“The Checklist Manifesto”, another perspective on managing the problem of extreme complexity

The Checklist Manifesto by Atul Gwande, 2009

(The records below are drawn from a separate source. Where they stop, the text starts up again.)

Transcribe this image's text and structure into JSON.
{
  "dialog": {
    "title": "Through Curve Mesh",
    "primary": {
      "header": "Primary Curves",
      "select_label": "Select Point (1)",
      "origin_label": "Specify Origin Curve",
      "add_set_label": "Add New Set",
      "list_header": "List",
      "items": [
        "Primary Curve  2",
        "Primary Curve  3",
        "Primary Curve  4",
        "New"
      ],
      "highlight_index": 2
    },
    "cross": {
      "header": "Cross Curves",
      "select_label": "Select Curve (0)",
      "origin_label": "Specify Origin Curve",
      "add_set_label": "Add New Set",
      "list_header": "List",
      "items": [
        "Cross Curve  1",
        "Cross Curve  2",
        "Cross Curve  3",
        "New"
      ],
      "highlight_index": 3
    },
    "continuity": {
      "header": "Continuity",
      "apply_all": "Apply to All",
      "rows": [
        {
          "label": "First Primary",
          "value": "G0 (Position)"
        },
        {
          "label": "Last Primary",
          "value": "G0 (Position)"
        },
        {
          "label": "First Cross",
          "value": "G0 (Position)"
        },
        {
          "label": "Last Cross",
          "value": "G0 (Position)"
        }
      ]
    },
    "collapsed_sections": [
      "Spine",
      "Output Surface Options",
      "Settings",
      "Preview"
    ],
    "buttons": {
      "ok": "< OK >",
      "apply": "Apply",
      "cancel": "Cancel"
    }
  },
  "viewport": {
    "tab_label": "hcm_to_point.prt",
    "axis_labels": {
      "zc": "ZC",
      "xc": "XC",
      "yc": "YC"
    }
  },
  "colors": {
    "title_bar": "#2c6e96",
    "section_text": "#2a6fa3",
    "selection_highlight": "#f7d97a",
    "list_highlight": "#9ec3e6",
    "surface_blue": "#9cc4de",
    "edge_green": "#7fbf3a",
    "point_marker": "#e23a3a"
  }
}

Atul differentiates two types of problems that we face when dealing with extreme complexity. One is that of ignorance, there is a lot we simply don’t know. Unpredictability is a facet of complexity that many writers on the subject of complexity have given plenty of attention to, along with possible ways of managing that unpredictability. The other problem that Atul identifies is that of ineptitude. This is our inability to make good use of knowledge that is already available. He gives many examples where complex bodies of knowledge already exist that can make a big difference to people’s lives, notably in the field of medicine. But because of the very scale of those bodies of knowledge the reality is that people often are not cable of making full use of it and sometimes the consequences are disastrous. This facet of complexity is not something I’ve seen given very much attention to in the literature on complexity, at least that which I have come across. So I read this book with great interest, an interest magnified no doubt by my previous interest in, and experiments with, the use of weighted checklists, which are documented elsewhere on this website.

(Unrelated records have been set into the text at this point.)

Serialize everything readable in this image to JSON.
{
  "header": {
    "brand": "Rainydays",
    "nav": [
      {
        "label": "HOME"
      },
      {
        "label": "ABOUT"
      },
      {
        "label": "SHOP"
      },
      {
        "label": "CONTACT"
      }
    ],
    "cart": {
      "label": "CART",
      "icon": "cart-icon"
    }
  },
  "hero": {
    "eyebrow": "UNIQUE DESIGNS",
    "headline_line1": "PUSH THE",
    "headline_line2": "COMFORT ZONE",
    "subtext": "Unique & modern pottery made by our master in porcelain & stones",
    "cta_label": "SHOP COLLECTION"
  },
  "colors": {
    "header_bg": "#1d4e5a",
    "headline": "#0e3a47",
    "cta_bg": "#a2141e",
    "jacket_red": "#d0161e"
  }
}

Another distinction that he makes is between task checklists and communication checklists. The first are all about avoiding dumb mistakes, forgetting to do things we should know that have to be done. The second is about coping with unexpected events, and the necessary characteristics of how we should cope by communicating relevant information to relevant people. He gives some interesting examples from the (big) building industry, where given the complexity of modern construction activities, and the extensive use of task checklists,  there are still inevitably various unexpected hitches which have to be responded to effectively, without jeopardising the progress or safety of the construction process.

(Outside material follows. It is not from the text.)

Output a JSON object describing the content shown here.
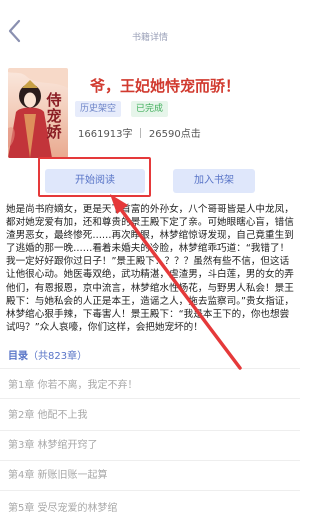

Some selected quotes:

  • Checklists helped ensure a higher standard of baseline performance.
  • Medicine has become the art of managing extreme complexity  – and a test of whether such extreme complexity can, in fact, be humanely mastered”
  • Team work may just be hard in certain lines of work. Under conditions of extreme complexity, we inevitably rely on a division of tasks and  expertise…But the evidence suggests that we need them to see their job not just as performing their isolated  set of tasks well, but also helping the group get the best possible results
  • It is common to misconceived power checklists function in complex lines of work. They are not comprehensive how to guides whether for building a skyscraper or getting a plane out of trouble. They are quick and simple tools aimed to buttress the skills of expert professionals. And by remaining swift and usable and resolutely modest, they are saving thousands upon thousands of lives.
  • When you are making a checklist, you have a number of key decisions. You must define a clear pause point at which the checklist is supposed to be used (unless the moment is obvious, like when a warning light goes on or an engine fails) you must decide whether you want a do-confirm checklist or read-do checklist. With a do-confirm checklist team members perform their jobs from memory and experience, often separately. But then they stop. They paused to run the checklist and confirm that everything that was supposed to be done was done. With the read-do checklist, on the other hand, people carry out the task as they check them off, it’s more like a recipe. So for any new checklist created from scratch, you have to pick the type that makes the most sense of the situation.
  • We are obsessed in medicine with having great components – the best drugs, the best devices, the best specialists – but paid little attention to how to make them fit together well. Berwisk notes how wrongheaded this approach is ‘anyone who understands systems will know immediately that optimising part is not a great route to system excellent ‘he says.

I could go on, but I would rather keep reading the book… :-)



This site uses Akismet to reduce spam. Learn how your comment data is processed.